Data to examine below:

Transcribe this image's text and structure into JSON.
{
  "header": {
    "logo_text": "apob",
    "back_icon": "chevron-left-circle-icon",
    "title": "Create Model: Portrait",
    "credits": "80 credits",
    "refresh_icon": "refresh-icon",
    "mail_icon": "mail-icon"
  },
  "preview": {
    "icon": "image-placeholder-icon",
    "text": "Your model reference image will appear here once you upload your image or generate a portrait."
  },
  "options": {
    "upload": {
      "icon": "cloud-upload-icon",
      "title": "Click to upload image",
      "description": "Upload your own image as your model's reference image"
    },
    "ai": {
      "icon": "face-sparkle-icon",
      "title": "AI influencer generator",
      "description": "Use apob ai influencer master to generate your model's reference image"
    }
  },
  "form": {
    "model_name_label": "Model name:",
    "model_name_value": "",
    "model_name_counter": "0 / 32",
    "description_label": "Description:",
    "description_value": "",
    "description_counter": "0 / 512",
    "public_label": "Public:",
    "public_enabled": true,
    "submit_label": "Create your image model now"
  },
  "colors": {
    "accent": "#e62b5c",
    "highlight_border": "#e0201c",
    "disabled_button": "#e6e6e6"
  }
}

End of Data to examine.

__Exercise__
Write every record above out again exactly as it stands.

__Task output__
Transcribe this image's text and structure into JSON.
{
  "header": {
    "logo_text": "apob",
    "back_icon": "chevron-left-circle-icon",
    "title": "Create Model: Portrait",
    "credits": "80 credits",
    "refresh_icon": "refresh-icon",
    "mail_icon": "mail-icon"
  },
  "preview": {
    "icon": "image-placeholder-icon",
    "text": "Your model reference image will appear here once you upload your image or generate a portrait."
  },
  "options": {
    "upload": {
      "icon": "cloud-upload-icon",
      "title": "Click to upload image",
      "description": "Upload your own image as your model's reference image"
    },
    "ai": {
      "icon": "face-sparkle-icon",
      "title": "AI influencer generator",
      "description": "Use apob ai influencer master to generate your model's reference image"
    }
  },
  "form": {
    "model_name_label": "Model name:",
    "model_name_value": "",
    "model_name_counter": "0 / 32",
    "description_label": "Description:",
    "description_value": "",
    "description_counter": "0 / 512",
    "public_label": "Public:",
    "public_enabled": true,
    "submit_label": "Create your image model now"
  },
  "colors": {
    "accent": "#e62b5c",
    "highlight_border": "#e0201c",
    "disabled_button": "#e6e6e6"
  }
}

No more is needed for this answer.